I belong to a Film Club…well, not so much “belong” as somehow ended up on their Email list and show up at the local Alamo Drafthouse (beer and a movie? I’m there) when they have something that catches my interest. Last night, it was Wes Anderson’s The Grand Budapest Hotel. My one word description: silly. But, a good silly.
The basic plot is this: M. Gustave (played by Ralph Fiennes), the concierge of the aforementioned Budapest, is accused of murdering a dowager client (and frequent paramour) so he might obtain a priceless painting. He escapes from prison and goes on a cross-country journey with his Lobby Boy, Zero (played by F. Murray Abraham and Tony Revolori, in flashbacks) to prove his innocence.
The plot, though, isn’t so much the point as is the gorgeous colors and sets and obvious worship of 1930’s and 40’s comedy-of-error and swashbuckler films. For example, the uniforms of the police…or military or whatever they’re supposed to be…are a mix of every Foreign Legion, gendarme, and early German official ever seen from The Prisoner of Zenda on. Indeed, every set, every character, is a celebration of Hollywood pre-WW2 Europe tropes and stereotypes. And that’s fun. Recognizing all the actors and cameos is fun, from Edward Norton through Bob Balaban. My favorite was Harvey Keitel as Ludwig, shirtless and tattooed and leading an over-the-top, er, beneath the floor, escape. Quite the hoot.
There were many hoots, including Anderson’s hilarious camera shots where persons crossed the screen from odd directions, or made impossible transfers from car to railroad. And a chase down a mountain that just got too silly for words…

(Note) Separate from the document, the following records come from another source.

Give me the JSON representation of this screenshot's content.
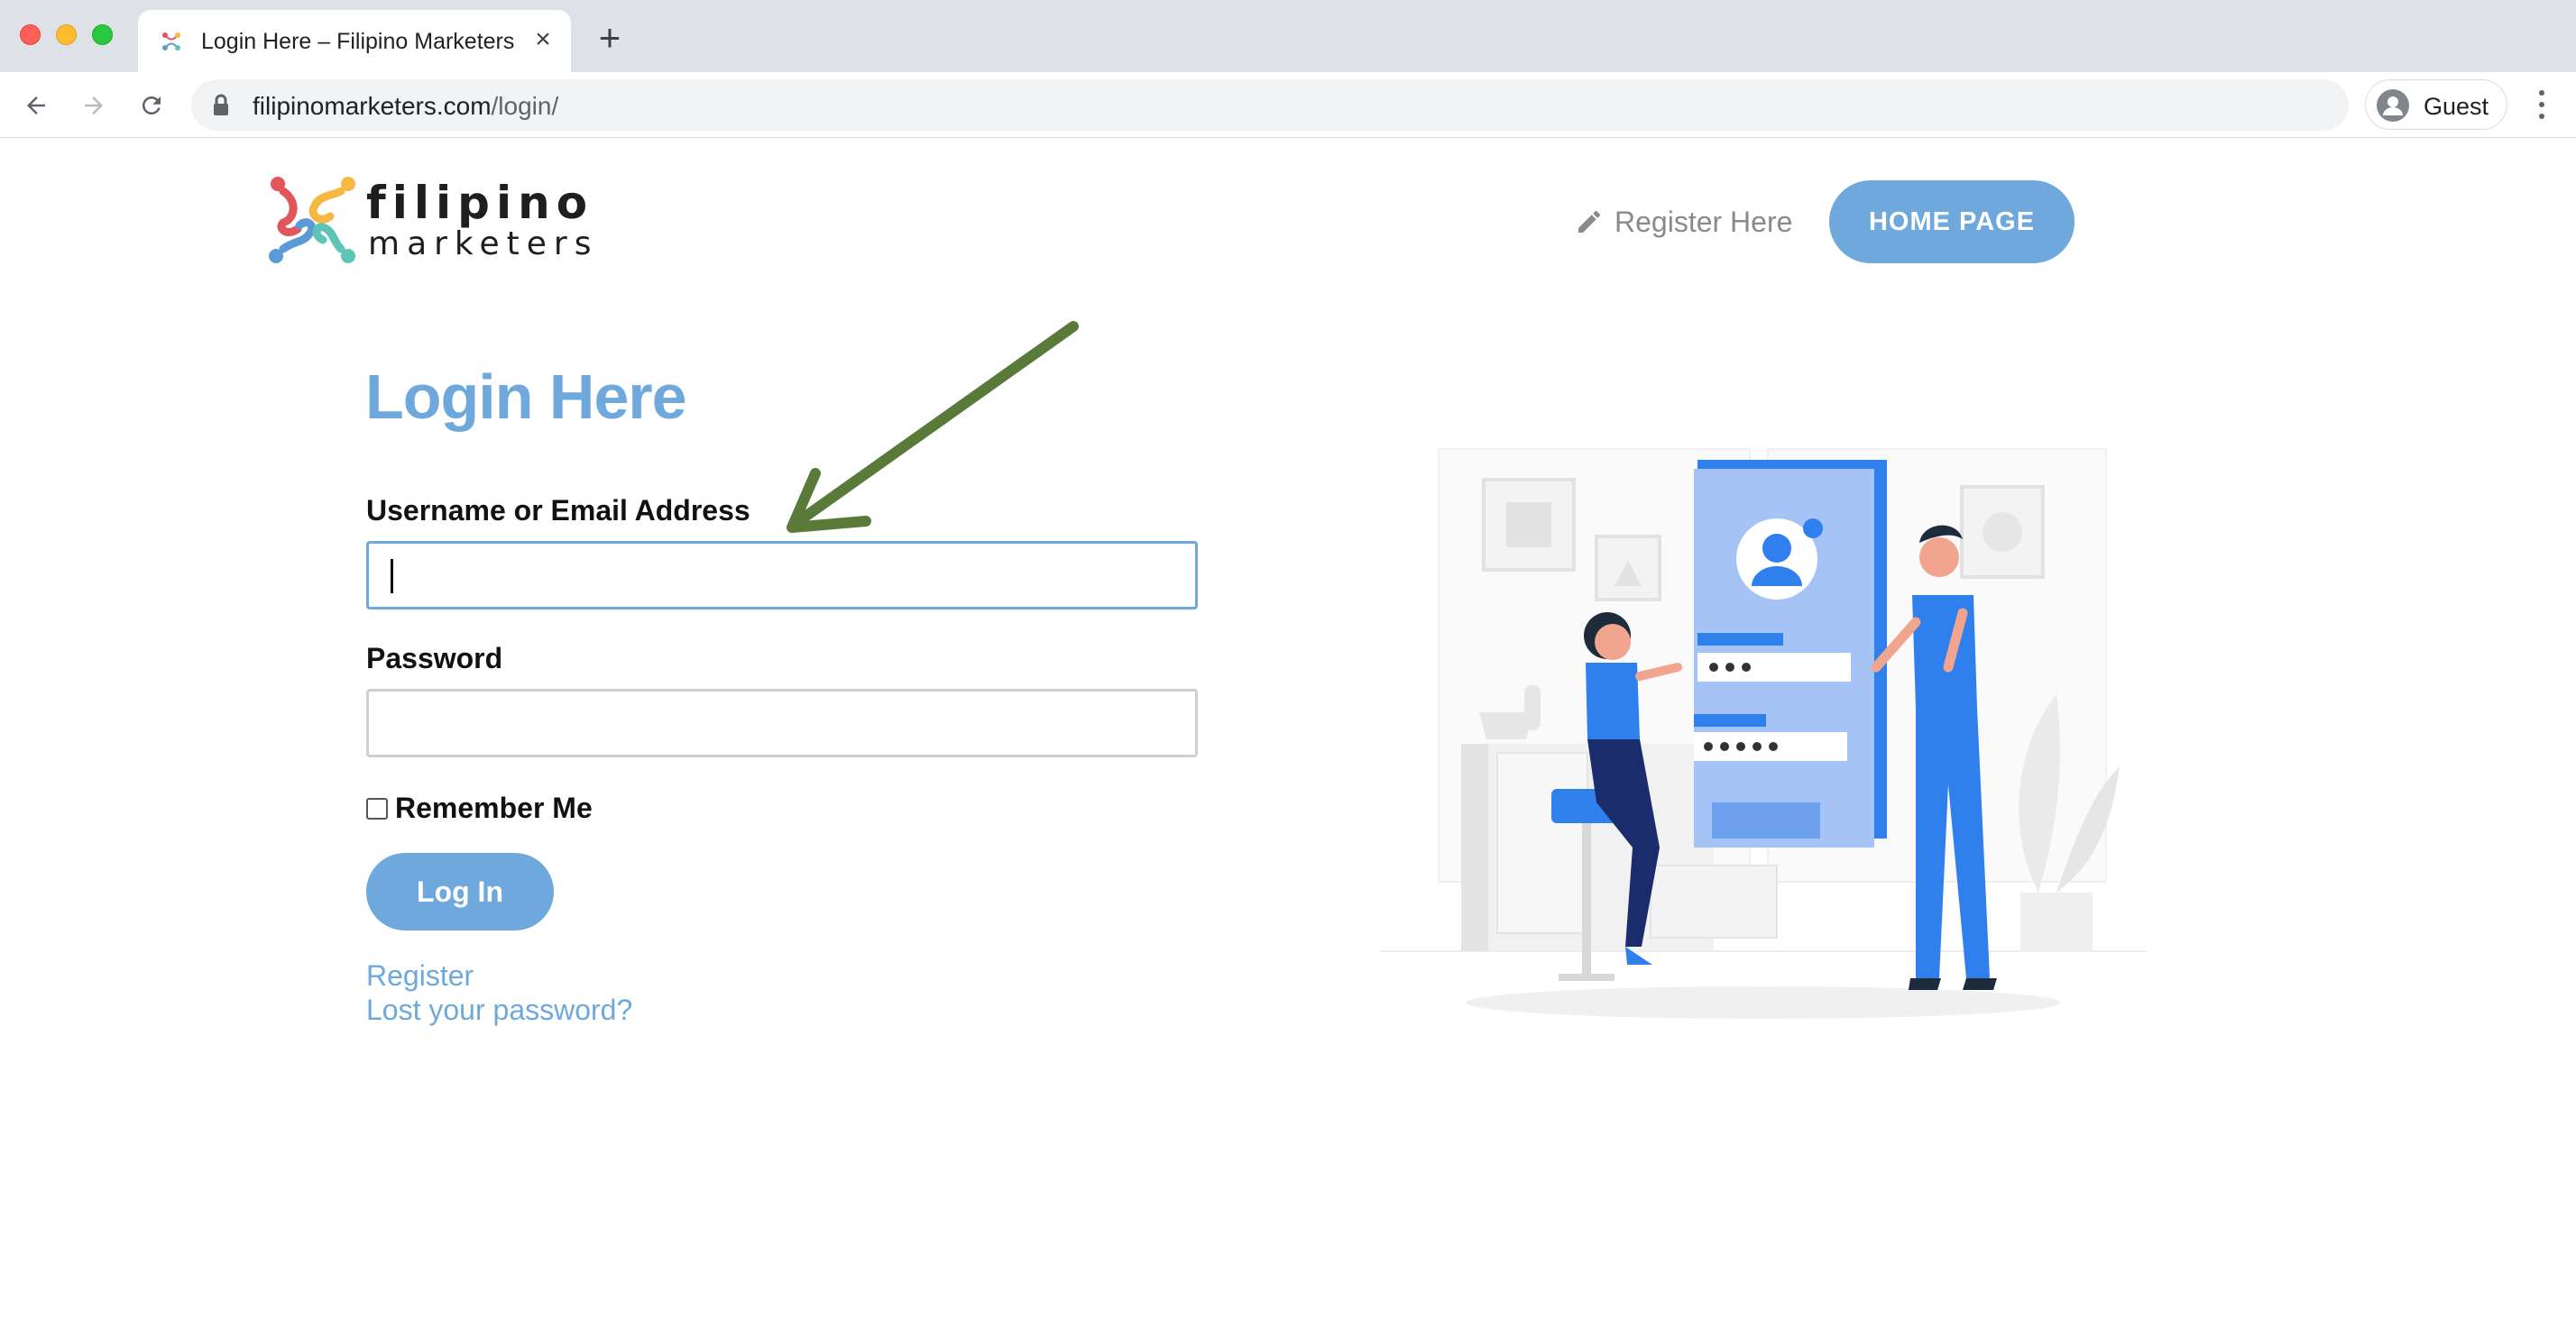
{
  "browser": {
    "tab_title": "Login Here – Filipino Marketers",
    "tab_close": "×",
    "new_tab": "+",
    "url_domain": "filipinomarketers.com",
    "url_path": "/login/",
    "profile_label": "Guest"
  },
  "header": {
    "logo_word1": "filipino",
    "logo_word2": "marketers",
    "register_link": "Register Here",
    "home_button": "HOME PAGE"
  },
  "login_form": {
    "title": "Login Here",
    "username_label": "Username or Email Address",
    "username_value": "",
    "password_label": "Password",
    "password_value": "",
    "remember_label": "Remember Me",
    "remember_checked": false,
    "submit_label": "Log In",
    "register_link": "Register",
    "lost_password_link": "Lost your password?"
  },
  "colors": {
    "accent": "#6ea8dc",
    "arrow": "#5a7a3a",
    "illustration_blue": "#2f80ed"
  },
  "icons": [
    "back-arrow-icon",
    "forward-arrow-icon",
    "reload-icon",
    "lock-icon",
    "profile-avatar-icon",
    "menu-dots-icon",
    "pencil-icon"
  ]
}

…which was the problem: the movie just got too silly for words. There’s a point, right about the chase down the mountain, where I went, “C’mon, already.” I get it: the convoluted double flashback situation, the repetitious passing of a message through the monastery, the crazy hitman, yeah, great, silly fun. But, dude, tone it down.
Not that I didn’t like Budapest Hotel, I did. Good movie. But all the inside jokes, all that silliness, stopped it from being a great one.

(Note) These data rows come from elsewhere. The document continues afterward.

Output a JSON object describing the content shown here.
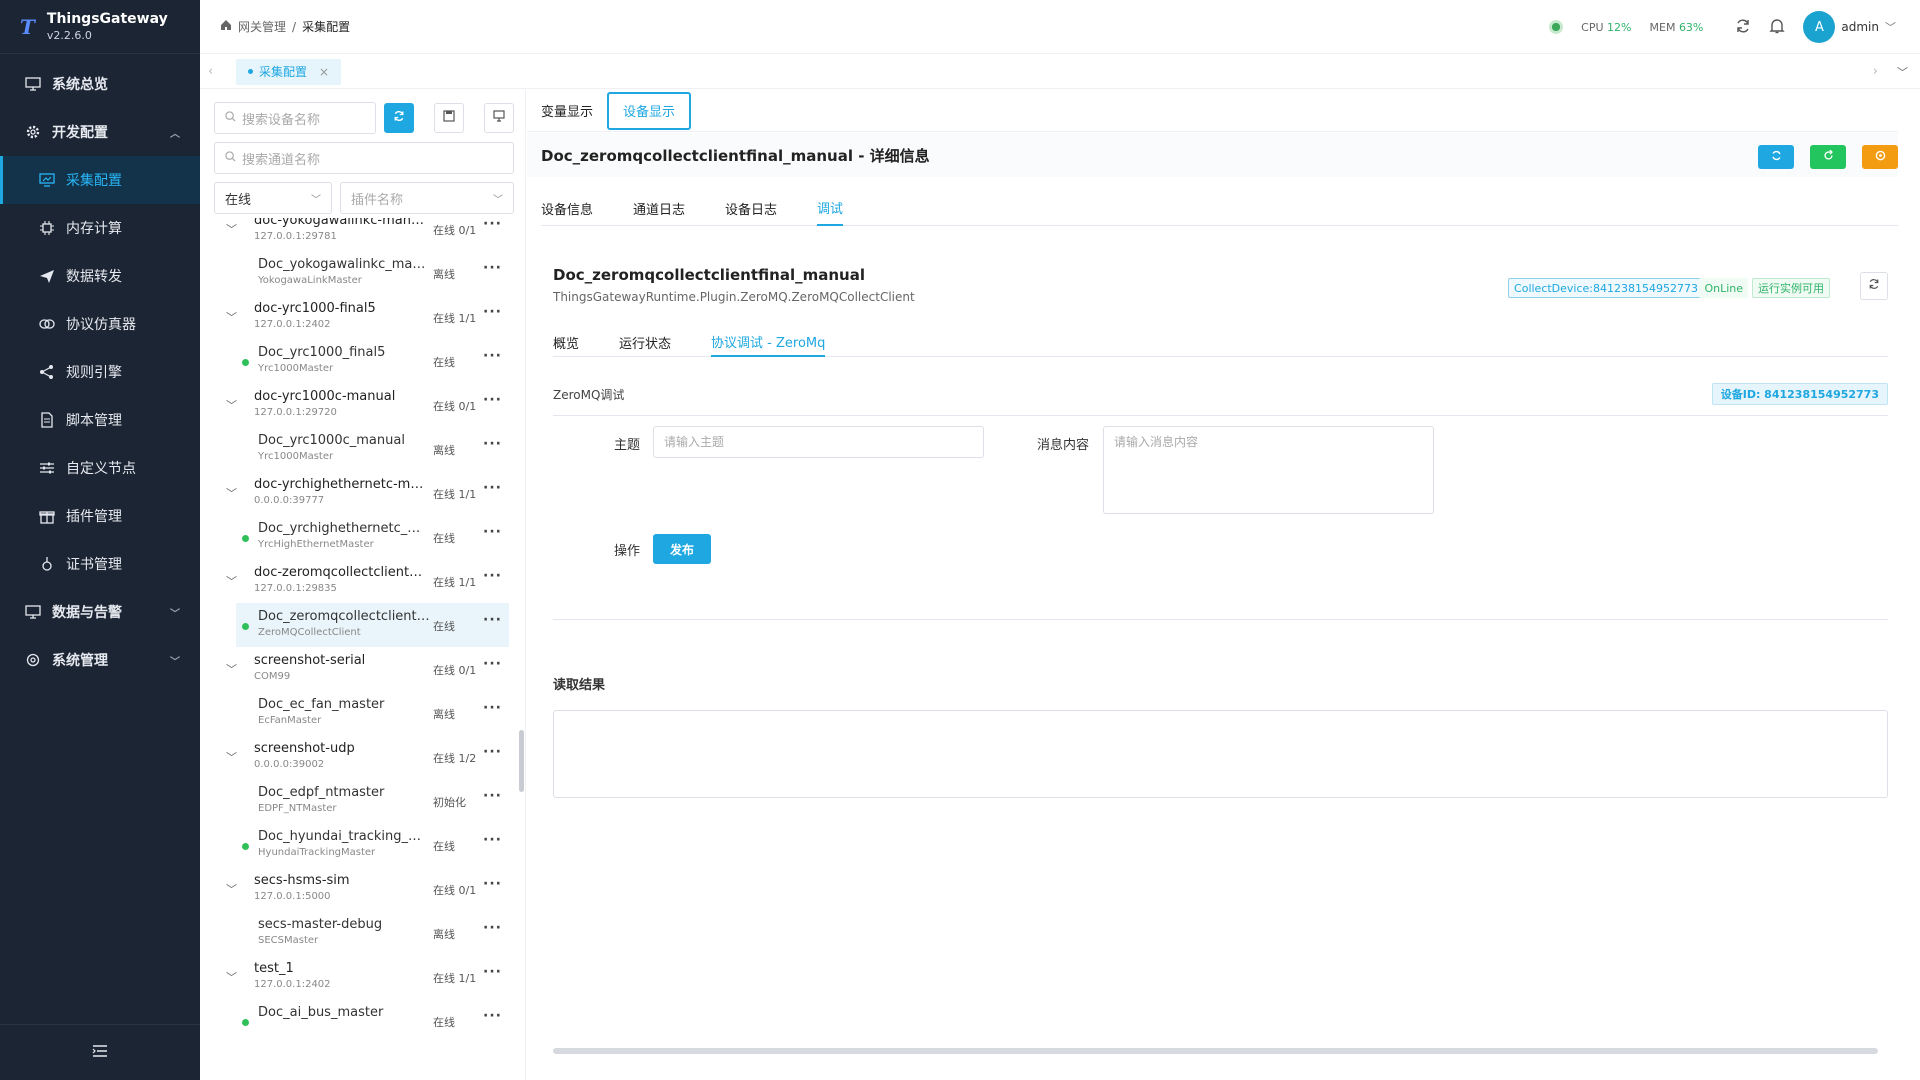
{
  "brand": {
    "name": "ThingsGateway",
    "version": "v2.2.6.0",
    "logo": "T"
  },
  "nav": {
    "overview": "系统总览",
    "dev_group": "开发配置",
    "collect": "采集配置",
    "memory": "内存计算",
    "forward": "数据转发",
    "simulator": "协议仿真器",
    "rules": "规则引擎",
    "scripts": "脚本管理",
    "custom_nodes": "自定义节点",
    "plugins": "插件管理",
    "certs": "证书管理",
    "data_alarm": "数据与告警",
    "system": "系统管理"
  },
  "header": {
    "breadcrumb_root": "网关管理",
    "breadcrumb_sep": "/",
    "breadcrumb_current": "采集配置",
    "cpu_label": "CPU",
    "cpu_value": "12%",
    "mem_label": "MEM",
    "mem_value": "63%",
    "avatar_letter": "A",
    "user": "admin"
  },
  "tabs": {
    "open_tab": "采集配置"
  },
  "left": {
    "search_device_placeholder": "搜索设备名称",
    "search_channel_placeholder": "搜索通道名称",
    "status_select": "在线",
    "plugin_select_placeholder": "插件名称"
  },
  "tree": [
    {
      "type": "channel",
      "name": "doc-yokogawalinkc-manual",
      "sub": "127.0.0.1:29781",
      "status": "在线 0/1"
    },
    {
      "type": "device",
      "name": "Doc_yokogawalinkc_manual",
      "sub": "YokogawaLinkMaster",
      "status": "离线",
      "online": false
    },
    {
      "type": "channel",
      "name": "doc-yrc1000-final5",
      "sub": "127.0.0.1:2402",
      "status": "在线 1/1"
    },
    {
      "type": "device",
      "name": "Doc_yrc1000_final5",
      "sub": "Yrc1000Master",
      "status": "在线",
      "online": true
    },
    {
      "type": "channel",
      "name": "doc-yrc1000c-manual",
      "sub": "127.0.0.1:29720",
      "status": "在线 0/1"
    },
    {
      "type": "device",
      "name": "Doc_yrc1000c_manual",
      "sub": "Yrc1000Master",
      "status": "离线",
      "online": false
    },
    {
      "type": "channel",
      "name": "doc-yrchighethernetc-man...",
      "sub": "0.0.0.0:39777",
      "status": "在线 1/1"
    },
    {
      "type": "device",
      "name": "Doc_yrchighethernetc_manual",
      "sub": "YrcHighEthernetMaster",
      "status": "在线",
      "online": true
    },
    {
      "type": "channel",
      "name": "doc-zeromqcollectclientfin...",
      "sub": "127.0.0.1:29835",
      "status": "在线 1/1"
    },
    {
      "type": "device",
      "name": "Doc_zeromqcollectclientfinal...",
      "sub": "ZeroMQCollectClient",
      "status": "在线",
      "online": true,
      "selected": true
    },
    {
      "type": "channel",
      "name": "screenshot-serial",
      "sub": "COM99",
      "status": "在线 0/1"
    },
    {
      "type": "device",
      "name": "Doc_ec_fan_master",
      "sub": "EcFanMaster",
      "status": "离线",
      "online": false
    },
    {
      "type": "channel",
      "name": "screenshot-udp",
      "sub": "0.0.0.0:39002",
      "status": "在线 1/2"
    },
    {
      "type": "device",
      "name": "Doc_edpf_ntmaster",
      "sub": "EDPF_NTMaster",
      "status": "初始化",
      "online": false
    },
    {
      "type": "device",
      "name": "Doc_hyundai_tracking_master",
      "sub": "HyundaiTrackingMaster",
      "status": "在线",
      "online": true
    },
    {
      "type": "channel",
      "name": "secs-hsms-sim",
      "sub": "127.0.0.1:5000",
      "status": "在线 0/1"
    },
    {
      "type": "device",
      "name": "secs-master-debug",
      "sub": "SECSMaster",
      "status": "离线",
      "online": false
    },
    {
      "type": "channel",
      "name": "test_1",
      "sub": "127.0.0.1:2402",
      "status": "在线 1/1"
    },
    {
      "type": "device",
      "name": "Doc_ai_bus_master",
      "sub": "",
      "status": "在线",
      "online": true
    }
  ],
  "main": {
    "view_tabs": [
      "变量显示",
      "设备显示"
    ],
    "detail_title": "Doc_zeromqcollectclientfinal_manual - 详细信息",
    "inner_tabs": [
      "设备信息",
      "通道日志",
      "设备日志",
      "调试"
    ],
    "device_name": "Doc_zeromqcollectclientfinal_manual",
    "plugin": "ThingsGatewayRuntime.Plugin.ZeroMQ.ZeroMQCollectClient",
    "badge_collect": "CollectDevice:841238154952773",
    "badge_online": "OnLine",
    "badge_runtime": "运行实例可用",
    "sub_tabs": [
      "概览",
      "运行状态",
      "协议调试 - ZeroMq"
    ],
    "section_label": "ZeroMQ调试",
    "device_id": "设备ID: 841238154952773",
    "topic_label": "主题",
    "topic_placeholder": "请输入主题",
    "message_label": "消息内容",
    "message_placeholder": "请输入消息内容",
    "action_label": "操作",
    "publish": "发布",
    "result_label": "读取结果"
  },
  "colors": {
    "accent": "#1ea7e0",
    "sidebar": "#1c2533",
    "online": "#2fc05a",
    "warn": "#f39c12"
  }
}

So go see it, if anything for the craft. Don’t bring the kids, though. Language and sexual situations, people.